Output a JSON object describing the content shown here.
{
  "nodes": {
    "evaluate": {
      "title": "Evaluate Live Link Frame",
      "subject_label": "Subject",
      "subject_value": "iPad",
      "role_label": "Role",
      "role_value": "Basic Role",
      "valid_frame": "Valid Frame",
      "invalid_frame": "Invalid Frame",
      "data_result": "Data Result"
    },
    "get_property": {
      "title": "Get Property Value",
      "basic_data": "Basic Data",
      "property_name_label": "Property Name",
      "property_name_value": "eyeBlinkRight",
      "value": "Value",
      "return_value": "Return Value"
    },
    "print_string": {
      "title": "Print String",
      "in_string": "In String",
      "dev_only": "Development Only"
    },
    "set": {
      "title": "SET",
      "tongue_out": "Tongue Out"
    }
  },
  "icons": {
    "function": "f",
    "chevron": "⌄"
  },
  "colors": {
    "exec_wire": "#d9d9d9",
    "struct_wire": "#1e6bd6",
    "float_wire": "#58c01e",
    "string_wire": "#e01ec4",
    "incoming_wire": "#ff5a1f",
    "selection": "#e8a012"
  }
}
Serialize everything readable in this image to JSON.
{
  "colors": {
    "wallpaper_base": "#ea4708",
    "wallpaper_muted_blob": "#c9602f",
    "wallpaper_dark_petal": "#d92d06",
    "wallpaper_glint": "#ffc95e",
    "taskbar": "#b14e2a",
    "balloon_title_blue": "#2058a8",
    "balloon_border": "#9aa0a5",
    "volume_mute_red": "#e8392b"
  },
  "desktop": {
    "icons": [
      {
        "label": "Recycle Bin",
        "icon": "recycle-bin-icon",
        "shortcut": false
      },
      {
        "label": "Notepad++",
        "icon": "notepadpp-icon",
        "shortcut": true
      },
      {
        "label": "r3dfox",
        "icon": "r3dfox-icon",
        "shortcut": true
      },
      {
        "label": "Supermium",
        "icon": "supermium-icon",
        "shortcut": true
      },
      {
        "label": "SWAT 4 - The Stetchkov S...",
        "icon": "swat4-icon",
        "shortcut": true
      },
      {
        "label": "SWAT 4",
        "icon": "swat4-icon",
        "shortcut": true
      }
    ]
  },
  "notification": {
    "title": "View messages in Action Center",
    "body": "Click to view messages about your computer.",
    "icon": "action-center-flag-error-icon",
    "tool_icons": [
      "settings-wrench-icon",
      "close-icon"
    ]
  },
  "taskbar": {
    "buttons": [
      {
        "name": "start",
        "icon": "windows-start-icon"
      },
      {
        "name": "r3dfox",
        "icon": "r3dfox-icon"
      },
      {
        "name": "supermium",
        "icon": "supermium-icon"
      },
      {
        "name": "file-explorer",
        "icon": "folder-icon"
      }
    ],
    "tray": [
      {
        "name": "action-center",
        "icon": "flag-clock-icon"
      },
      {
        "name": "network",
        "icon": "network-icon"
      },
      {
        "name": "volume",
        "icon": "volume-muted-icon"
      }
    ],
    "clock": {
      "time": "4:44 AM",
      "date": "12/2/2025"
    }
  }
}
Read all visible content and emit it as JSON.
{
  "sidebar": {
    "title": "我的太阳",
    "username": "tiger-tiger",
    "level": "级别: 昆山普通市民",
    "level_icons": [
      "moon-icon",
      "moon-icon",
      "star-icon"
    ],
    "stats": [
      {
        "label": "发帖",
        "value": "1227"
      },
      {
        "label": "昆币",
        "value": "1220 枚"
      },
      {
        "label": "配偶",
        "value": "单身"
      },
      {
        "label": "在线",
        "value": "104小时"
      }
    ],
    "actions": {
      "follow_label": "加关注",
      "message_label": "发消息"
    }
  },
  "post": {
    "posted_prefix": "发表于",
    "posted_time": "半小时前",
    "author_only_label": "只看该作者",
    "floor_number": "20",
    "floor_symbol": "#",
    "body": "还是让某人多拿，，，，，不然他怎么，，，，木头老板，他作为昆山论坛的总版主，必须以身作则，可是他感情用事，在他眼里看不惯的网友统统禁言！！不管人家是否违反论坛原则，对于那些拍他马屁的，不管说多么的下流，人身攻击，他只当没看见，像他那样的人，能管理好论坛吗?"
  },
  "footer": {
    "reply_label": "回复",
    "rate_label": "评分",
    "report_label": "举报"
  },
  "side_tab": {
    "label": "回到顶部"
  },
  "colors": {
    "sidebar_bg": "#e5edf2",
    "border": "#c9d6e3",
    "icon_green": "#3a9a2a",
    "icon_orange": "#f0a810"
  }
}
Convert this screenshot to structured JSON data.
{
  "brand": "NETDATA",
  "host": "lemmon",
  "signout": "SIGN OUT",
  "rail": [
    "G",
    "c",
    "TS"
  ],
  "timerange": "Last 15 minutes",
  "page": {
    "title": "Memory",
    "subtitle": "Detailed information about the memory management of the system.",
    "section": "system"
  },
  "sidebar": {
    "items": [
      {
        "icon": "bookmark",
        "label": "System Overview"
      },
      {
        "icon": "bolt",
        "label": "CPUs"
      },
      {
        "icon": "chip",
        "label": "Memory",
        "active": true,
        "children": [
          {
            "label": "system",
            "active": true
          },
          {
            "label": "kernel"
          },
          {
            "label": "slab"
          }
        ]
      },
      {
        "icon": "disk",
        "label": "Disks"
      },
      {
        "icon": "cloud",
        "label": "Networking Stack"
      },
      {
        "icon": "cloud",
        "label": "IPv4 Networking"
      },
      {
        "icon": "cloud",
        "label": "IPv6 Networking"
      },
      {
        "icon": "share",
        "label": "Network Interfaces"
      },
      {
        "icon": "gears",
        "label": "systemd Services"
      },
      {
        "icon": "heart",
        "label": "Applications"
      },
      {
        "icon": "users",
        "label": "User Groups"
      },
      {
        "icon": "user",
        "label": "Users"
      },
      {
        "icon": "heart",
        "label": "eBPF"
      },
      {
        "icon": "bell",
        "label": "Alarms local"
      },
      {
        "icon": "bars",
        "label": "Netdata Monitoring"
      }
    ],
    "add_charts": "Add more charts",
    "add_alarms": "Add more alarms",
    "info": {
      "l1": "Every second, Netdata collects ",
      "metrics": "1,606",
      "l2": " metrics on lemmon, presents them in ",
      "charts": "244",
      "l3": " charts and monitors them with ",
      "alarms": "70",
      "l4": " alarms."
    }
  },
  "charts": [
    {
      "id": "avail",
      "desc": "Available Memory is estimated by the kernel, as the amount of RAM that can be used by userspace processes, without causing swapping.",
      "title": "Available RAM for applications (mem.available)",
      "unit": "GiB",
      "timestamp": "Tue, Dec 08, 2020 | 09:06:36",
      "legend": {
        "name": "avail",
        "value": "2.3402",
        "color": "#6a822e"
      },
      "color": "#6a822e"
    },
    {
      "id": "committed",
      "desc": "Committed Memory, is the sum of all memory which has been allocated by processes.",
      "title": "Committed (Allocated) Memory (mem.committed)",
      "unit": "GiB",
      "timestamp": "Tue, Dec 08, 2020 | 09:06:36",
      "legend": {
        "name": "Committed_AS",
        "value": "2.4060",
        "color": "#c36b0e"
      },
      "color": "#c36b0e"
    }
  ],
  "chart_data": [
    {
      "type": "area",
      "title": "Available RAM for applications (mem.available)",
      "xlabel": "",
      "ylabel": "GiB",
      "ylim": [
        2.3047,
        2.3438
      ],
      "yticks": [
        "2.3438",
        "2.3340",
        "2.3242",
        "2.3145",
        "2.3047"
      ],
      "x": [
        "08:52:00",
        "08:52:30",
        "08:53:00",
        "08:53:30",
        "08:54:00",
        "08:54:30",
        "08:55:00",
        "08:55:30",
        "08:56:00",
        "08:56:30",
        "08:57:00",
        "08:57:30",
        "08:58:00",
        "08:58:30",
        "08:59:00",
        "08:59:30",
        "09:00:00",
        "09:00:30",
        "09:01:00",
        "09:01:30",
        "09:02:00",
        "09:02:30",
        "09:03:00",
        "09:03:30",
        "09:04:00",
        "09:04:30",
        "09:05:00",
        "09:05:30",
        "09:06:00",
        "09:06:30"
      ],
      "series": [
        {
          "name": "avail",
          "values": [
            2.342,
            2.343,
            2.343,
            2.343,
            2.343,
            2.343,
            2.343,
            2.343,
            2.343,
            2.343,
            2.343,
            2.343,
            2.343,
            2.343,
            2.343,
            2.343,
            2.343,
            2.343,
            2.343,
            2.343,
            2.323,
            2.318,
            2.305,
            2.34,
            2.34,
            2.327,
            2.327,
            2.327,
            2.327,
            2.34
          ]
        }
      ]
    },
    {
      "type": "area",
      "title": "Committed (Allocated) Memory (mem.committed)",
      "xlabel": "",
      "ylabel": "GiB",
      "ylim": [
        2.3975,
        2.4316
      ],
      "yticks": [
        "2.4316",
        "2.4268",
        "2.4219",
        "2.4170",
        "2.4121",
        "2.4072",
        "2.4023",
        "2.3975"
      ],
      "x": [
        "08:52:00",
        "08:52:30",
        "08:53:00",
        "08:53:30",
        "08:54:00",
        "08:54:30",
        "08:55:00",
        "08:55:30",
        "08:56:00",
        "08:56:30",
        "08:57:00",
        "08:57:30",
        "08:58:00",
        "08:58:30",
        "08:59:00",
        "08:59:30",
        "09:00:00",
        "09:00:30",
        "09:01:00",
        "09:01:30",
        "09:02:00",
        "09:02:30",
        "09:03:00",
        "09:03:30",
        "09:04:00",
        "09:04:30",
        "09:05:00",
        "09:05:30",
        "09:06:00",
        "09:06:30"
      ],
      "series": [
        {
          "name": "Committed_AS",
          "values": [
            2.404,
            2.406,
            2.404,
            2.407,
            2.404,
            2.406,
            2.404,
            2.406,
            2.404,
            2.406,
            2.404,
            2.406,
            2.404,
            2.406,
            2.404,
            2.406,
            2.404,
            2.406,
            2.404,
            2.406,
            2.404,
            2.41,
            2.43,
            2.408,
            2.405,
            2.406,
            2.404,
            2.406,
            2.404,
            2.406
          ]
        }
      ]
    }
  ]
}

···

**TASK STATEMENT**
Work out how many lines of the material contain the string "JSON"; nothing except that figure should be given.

**RESPONSE**
4